There are physical, emotional and financial adjustments that must be made by several parties when someone is mentally or physically disabled, and these adjustments aren’t made overnight. Bills can start piling up without the income of a disabled worker; family members may need to help a loved one care for themselves or have workers in the home to provide care; the stress, fear and frustration of the situation can be overwhelming for everyone involved. Because of how an injury affects others, there are benefits available to certain family members.
The Social Security Administration allows children, spouses and other dependents to receive benefits when a loved one is disabled and also qualifies for these benefits. For example, if you have recently suffered a disabling injury or illness, here is what your family members may be able to expect.
- Children: Children who are unmarried and under 18 or a full-time student (in either secondary or elementary school) can collect benefits. They may also be eligible for benefits if they also have a disability that started before the age of 22. Generally speaking, a child can collect about half of the amount of your benefits, though there is a limit on overall benefits that family members can collect in total.
- Spouses: If your spouse is at least 62 years old and does not already collect a higher benefit, he or she may be eligible for benefits if you are disabled. At any age, your spouse can collect benefits if he or she is caring for a child under the age of 16.
- Others: Benefits may also be available to ex-spouses, widows or widowers, adult children and caretakers in some cases, though there are certain factors that must be considered.
Whether you are disabled or have a loved one who is disabled, you need to understand if benefits are available to other people in your family and how to pursue them.

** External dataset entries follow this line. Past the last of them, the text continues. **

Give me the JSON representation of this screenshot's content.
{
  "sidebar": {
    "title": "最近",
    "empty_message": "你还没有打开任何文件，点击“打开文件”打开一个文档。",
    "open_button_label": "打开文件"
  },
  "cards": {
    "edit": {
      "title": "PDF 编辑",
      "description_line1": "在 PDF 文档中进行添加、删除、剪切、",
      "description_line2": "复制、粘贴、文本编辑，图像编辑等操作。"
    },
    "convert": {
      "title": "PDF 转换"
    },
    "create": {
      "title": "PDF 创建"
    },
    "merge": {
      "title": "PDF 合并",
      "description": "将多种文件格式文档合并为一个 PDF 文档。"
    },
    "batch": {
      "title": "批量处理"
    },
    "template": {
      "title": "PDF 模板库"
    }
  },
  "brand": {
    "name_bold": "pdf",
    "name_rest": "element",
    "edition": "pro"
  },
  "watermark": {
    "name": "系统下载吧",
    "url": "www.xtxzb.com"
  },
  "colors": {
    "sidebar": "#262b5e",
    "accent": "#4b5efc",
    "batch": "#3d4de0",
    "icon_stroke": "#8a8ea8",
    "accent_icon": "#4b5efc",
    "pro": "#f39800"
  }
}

This can be possible with the help and guidance of an attorney who understands the Social Security disability system and how to navigate it.